Activity: Among the entries below, find the lines that hold the word "name" and report them.

Dataset content:
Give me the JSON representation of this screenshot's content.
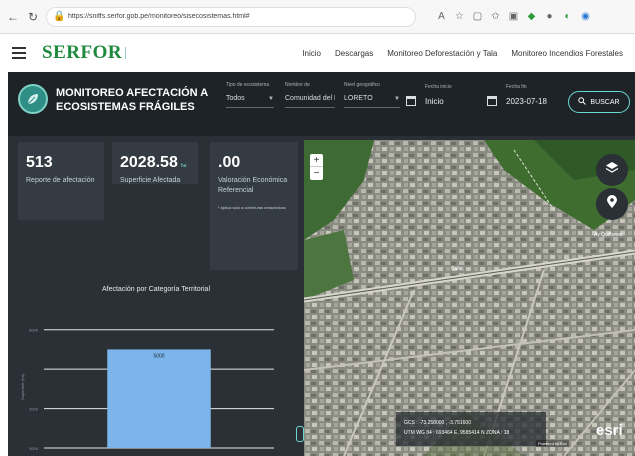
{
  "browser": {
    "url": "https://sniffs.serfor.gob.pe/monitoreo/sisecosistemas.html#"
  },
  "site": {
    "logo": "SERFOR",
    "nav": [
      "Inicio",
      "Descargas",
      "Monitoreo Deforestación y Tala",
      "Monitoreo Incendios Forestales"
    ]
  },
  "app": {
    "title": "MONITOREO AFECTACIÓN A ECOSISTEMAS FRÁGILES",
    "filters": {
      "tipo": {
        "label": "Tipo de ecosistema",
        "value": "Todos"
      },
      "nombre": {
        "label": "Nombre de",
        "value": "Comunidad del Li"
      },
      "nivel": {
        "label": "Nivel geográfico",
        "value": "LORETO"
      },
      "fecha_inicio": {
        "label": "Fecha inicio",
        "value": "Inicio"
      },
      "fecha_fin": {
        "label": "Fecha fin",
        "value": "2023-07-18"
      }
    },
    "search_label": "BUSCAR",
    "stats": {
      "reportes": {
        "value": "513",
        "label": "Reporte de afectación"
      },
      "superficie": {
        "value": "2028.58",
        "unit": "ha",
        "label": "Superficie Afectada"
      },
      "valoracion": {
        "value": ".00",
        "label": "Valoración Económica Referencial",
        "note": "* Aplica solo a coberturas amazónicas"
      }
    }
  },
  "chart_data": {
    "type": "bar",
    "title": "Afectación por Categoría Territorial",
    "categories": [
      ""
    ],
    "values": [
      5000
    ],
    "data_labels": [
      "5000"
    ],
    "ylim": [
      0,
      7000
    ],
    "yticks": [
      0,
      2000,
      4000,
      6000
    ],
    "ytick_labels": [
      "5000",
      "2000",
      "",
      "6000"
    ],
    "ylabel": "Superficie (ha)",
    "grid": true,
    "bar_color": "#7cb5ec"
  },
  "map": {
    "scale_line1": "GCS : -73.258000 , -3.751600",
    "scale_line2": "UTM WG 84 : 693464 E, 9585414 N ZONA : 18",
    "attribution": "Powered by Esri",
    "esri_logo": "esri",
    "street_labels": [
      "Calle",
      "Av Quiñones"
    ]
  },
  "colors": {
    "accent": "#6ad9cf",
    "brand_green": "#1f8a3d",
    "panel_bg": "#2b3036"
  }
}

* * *

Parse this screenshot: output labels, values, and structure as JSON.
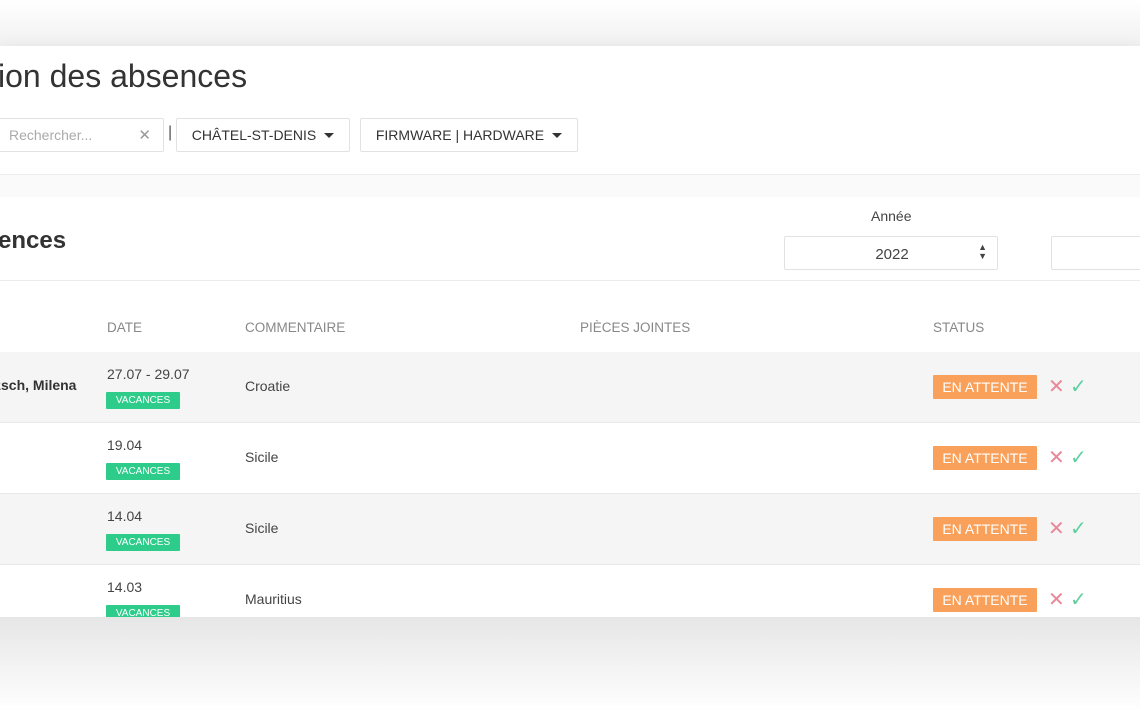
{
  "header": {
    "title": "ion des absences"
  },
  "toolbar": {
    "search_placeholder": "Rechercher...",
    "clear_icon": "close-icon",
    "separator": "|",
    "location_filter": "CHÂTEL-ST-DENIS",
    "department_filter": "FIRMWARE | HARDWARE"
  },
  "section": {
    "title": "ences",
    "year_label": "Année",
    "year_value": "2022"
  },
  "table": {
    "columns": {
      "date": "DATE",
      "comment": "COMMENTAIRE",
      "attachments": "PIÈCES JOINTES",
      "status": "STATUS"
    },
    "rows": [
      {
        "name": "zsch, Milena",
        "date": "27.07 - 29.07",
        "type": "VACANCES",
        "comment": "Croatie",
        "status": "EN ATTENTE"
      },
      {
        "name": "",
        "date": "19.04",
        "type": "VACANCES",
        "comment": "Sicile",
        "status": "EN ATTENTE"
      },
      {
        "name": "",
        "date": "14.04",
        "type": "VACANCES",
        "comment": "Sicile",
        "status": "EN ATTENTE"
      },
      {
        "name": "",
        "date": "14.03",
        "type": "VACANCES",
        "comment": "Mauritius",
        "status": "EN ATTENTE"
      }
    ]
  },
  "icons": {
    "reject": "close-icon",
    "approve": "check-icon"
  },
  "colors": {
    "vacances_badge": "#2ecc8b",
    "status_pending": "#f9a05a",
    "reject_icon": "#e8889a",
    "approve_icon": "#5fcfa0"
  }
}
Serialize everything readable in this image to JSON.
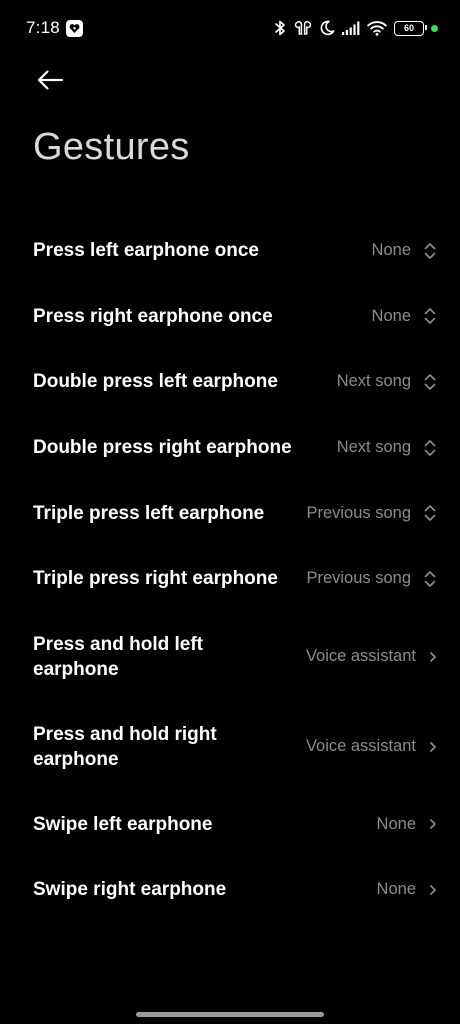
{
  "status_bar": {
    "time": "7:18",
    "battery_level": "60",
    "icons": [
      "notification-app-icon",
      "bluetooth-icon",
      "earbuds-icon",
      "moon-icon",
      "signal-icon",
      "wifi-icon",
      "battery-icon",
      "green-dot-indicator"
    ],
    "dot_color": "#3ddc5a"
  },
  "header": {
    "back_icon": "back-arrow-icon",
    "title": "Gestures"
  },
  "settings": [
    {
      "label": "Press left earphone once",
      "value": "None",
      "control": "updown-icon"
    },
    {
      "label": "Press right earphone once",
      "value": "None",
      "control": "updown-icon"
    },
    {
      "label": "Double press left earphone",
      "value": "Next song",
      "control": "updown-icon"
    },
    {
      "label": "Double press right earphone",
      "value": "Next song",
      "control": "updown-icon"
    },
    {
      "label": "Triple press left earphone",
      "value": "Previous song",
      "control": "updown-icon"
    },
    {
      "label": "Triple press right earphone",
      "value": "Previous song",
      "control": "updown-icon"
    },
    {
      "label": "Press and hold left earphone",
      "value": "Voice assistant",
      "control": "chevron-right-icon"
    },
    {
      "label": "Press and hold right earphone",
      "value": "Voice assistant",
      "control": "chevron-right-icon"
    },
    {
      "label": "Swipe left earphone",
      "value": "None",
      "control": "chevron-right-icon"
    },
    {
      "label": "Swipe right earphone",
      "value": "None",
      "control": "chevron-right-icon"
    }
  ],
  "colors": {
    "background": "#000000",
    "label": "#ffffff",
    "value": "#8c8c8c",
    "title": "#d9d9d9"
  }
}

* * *

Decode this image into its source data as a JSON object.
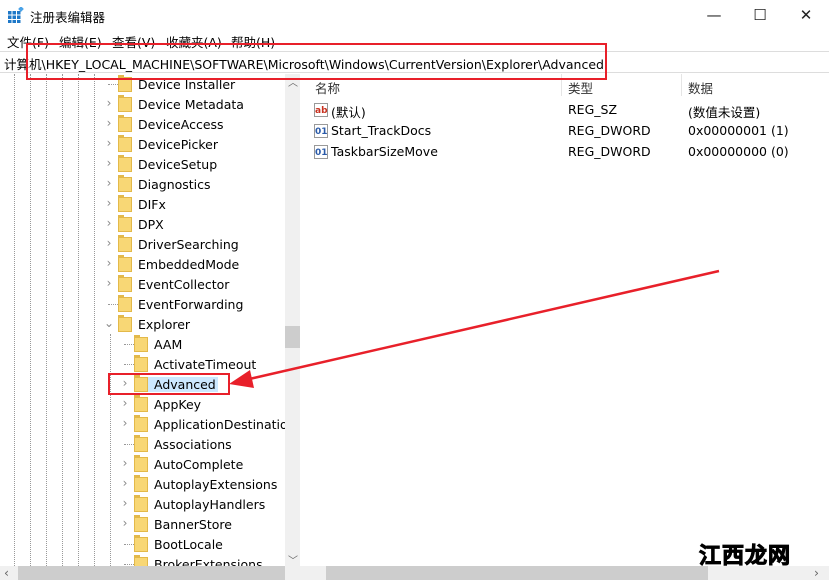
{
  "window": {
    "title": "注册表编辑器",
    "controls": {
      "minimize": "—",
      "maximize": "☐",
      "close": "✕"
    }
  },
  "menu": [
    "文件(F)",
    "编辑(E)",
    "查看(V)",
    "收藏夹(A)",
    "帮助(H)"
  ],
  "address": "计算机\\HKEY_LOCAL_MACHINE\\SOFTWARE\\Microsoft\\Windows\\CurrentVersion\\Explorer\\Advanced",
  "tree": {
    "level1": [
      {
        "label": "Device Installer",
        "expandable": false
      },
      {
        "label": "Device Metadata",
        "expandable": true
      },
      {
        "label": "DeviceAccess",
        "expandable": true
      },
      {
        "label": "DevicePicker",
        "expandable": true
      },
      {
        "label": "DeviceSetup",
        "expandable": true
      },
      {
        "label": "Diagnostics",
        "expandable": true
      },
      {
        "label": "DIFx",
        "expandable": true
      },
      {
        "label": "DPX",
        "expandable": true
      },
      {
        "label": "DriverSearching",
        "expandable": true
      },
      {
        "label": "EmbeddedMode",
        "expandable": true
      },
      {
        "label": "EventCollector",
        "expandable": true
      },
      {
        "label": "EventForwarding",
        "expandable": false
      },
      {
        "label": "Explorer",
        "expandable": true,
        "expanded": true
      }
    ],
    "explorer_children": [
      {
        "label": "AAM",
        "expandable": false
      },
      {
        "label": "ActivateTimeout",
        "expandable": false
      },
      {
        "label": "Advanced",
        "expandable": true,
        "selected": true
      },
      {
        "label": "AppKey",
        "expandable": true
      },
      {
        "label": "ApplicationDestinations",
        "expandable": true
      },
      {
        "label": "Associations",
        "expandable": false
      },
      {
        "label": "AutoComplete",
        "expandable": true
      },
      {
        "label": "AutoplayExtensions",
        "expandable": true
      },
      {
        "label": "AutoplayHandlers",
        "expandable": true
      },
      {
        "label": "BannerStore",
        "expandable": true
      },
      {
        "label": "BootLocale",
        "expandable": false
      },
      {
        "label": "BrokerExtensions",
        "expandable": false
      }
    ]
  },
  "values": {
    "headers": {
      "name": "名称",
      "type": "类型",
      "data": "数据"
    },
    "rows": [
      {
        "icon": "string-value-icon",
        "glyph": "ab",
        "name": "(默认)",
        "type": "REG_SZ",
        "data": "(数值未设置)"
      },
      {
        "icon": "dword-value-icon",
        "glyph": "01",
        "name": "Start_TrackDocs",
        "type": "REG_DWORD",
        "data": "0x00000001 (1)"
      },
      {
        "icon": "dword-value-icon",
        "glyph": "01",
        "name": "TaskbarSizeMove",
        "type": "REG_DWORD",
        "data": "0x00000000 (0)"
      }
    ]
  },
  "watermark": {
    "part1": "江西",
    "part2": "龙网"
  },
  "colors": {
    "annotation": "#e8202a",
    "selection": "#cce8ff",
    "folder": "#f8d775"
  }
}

Exercise response:
        "name": "zsch, Milena",
        "name": "",
        "name": "",
        "name": "",
      "name": "名称",
        "name": "(默认)",
        "name": "Start_TrackDocs",
        "name": "TaskbarSizeMove",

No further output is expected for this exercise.